Moussaoui went on to ask the interior minister, who is in charge of both the immigration and religion portfolio in Sarkozy’s government, to “reassure” Muslims that his speech was not referring to Muslim civilisation, “as was clearly portrayed by certain media.”
The statements in question came during a private meeting of right-wing law students in Paris on Feb. 4, in which Gueant was a guest speaker. His comments were quickly relayed out of the room by attendees on social networks and later confirmed by the minister.
“Contrary to what the left's relativist ideology says, for us, all civilisations are not of equal value, Gueant told the audience. “Those which defend humanity seem to us to be more advanced than those that do not.
“Those which defend liberty, equality and fraternity, seem to us superior to those which accept tyranny, the subservience of women, social and ethnic hatred,” the minister added, stressing the need to “protect our civilisation”.
Questioned on Sunday evening on France Inter radio, Gueant insisted he had not targeted “one culture in particular”.
President Sarkozy was quick to label Gueant’s “civilisations” row a “ridiculous controversy”. In a pre-recorded interview alongside visiting German Chancellor Angela Merkel, which aired on Monday evening on France 2 television, Sarkozy said his minister’s comments were full of “common sense”.

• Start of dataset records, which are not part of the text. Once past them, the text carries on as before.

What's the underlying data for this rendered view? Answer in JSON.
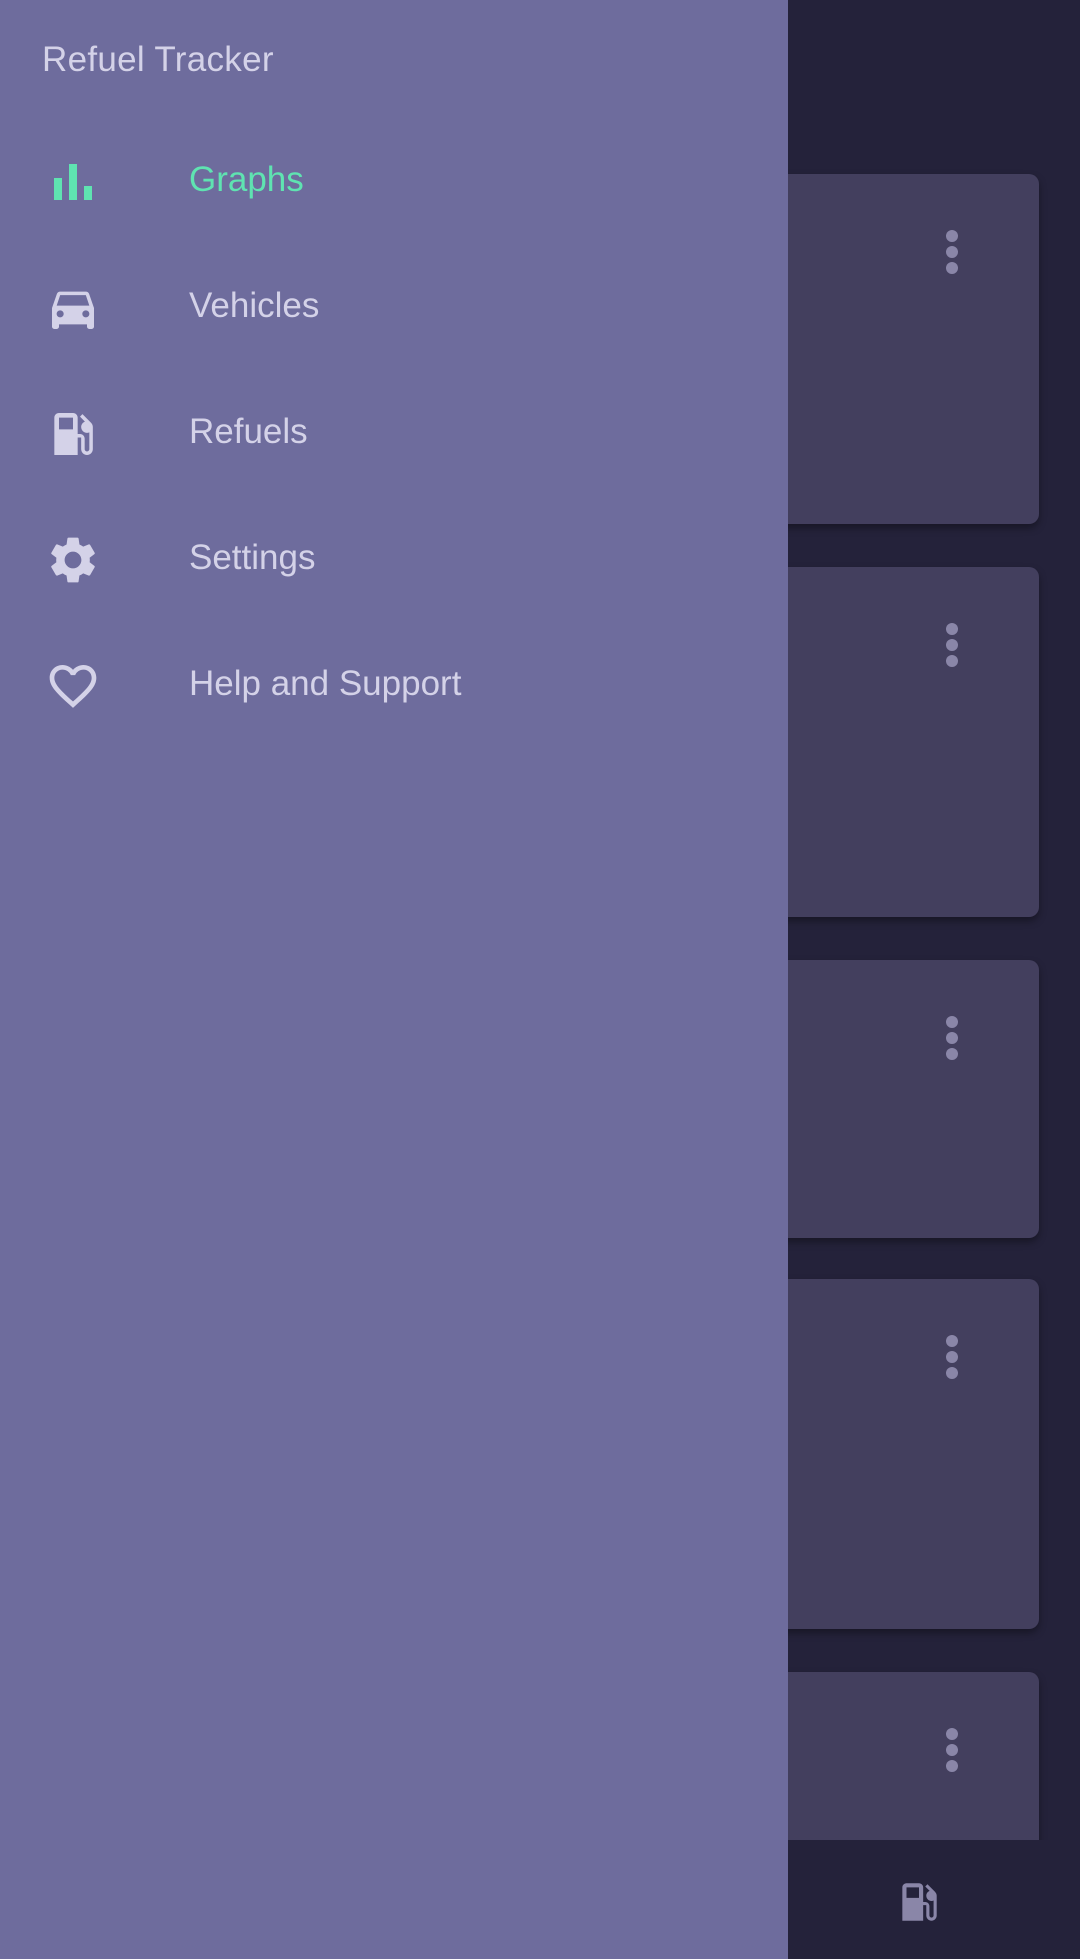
{
  "app": {
    "title": "Refuel Tracker"
  },
  "drawer": {
    "items": [
      {
        "label": "Graphs",
        "icon": "bar-chart-icon",
        "active": true
      },
      {
        "label": "Vehicles",
        "icon": "car-icon",
        "active": false
      },
      {
        "label": "Refuels",
        "icon": "fuel-pump-icon",
        "active": false
      },
      {
        "label": "Settings",
        "icon": "gear-icon",
        "active": false
      },
      {
        "label": "Help and Support",
        "icon": "heart-icon",
        "active": false
      }
    ]
  },
  "bottom_bar": {
    "icon": "fuel-pump-icon"
  },
  "colors": {
    "drawer_bg": "#6e6c9d",
    "accent": "#5fe3b1",
    "text": "#d4d2e8",
    "background": "#24223a",
    "card": "#433f5e"
  }
}
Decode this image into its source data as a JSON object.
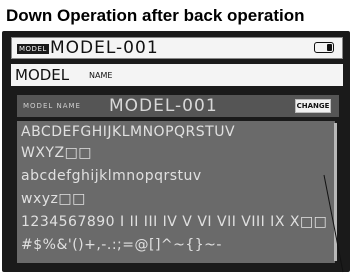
{
  "caption": "Down Operation after back operation",
  "header": {
    "model_tag": "MODEL",
    "model_name": "MODEL-001",
    "battery_level": 0.3
  },
  "model_name_row": {
    "title": "MODEL",
    "subtitle": "NAME"
  },
  "editor": {
    "label": "MODEL NAME",
    "value": "MODEL-001",
    "change_label": "CHANGE"
  },
  "char_lines": [
    "ABCDEFGHIJKLMNOPQRSTUV",
    "WXYZ□□",
    "abcdefghijklmnopqrstuv",
    "wxyz□□",
    "1234567890 I II III IV V VI VII VIII IX X□□",
    "#$%&'()+,-.:;=@[]^~{}~-"
  ],
  "colors": {
    "lcd_background": "#1a1a1a",
    "panel_gray": "#555555",
    "grid_gray": "#6a6a6a",
    "light_text": "#e0e0e0",
    "bar_background": "#f4f4f4"
  }
}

“The interior minister said that a civilisation, a regime, a society that does not offer the same space and the same rights to men and women, that didn’t have the same value,” the French president argued.
However, many analysts in France were convinced that Gueant’s statements were explicitly meant to fire up passions and capture media attention.
“[Gueant’s words] are the kind of campaign statements that get strong reactions from the political-media microsphere. The stunt was a success,” said Jerom Fourquet, deputy director of opinion studies at the Ifop polling agency.
President Sarkozy is not officially a candidate, but is widely expected to run for a second term in April. Opinion polls show right-wing voters are switching support from him to the far-right candidate, Marine Le Pen.
Indeed, a recent opinion poll published by the Journal de Dimanche weekly, showed that if Le Pen was to drop out of the race, Sarkozy would climb to the same level of voter intentions as the current frontrunner, Socialist candidate François Hollande.
For Fourquet, Gueant’s statements were no slip-up, but meant to send a strong signal to voters who are undecided between Sarkozy and Le Pen. “He knew very well what he was saying,” Fourquet insisted.
Playing the identity card
The “civilisations” remark was not the first inflammatory statement related to French identity by minister Gueant. In March 2011, he infamously told the Le Monde daily that the French wanted their country to “remain French”.
“The French, because of out of control immigration, sometimes feel like they are no longer in their home country,” Gueant clarified a few days later. One month later, during a visit to the western city of Nantes he said the number of Muslims in France posed a “problem”.
According to Stephane Rozes, a political consultant, Gueant’s latest statement was reminiscent of President Sarkozy’s 2010 speech in the south-eastern city of Grenoble, in which he set out a controversial policy proposal to strip foreign-born French citizens of their nationality if they committed certain crimes.
Like the Grenoble proposal, which created a stir in the press but was never brought before parliament, the latest remarks were invoked to seduce far-right voters, Rozes said. However, the consultant questioned whether it was a paying strategy for Sarkozy’s government.
Rather than weakening the Le Pen’s voting base, Rozes argued that pandering to anti-immigrant sentiments “reinforced” her National Front party. “These remarks also risk further distancing Sarkozy from some conservative voters who may be tempted to switch their votes to [centrist candidate] François Bayrou,” Rozes warned.
Date created : 2012-02-07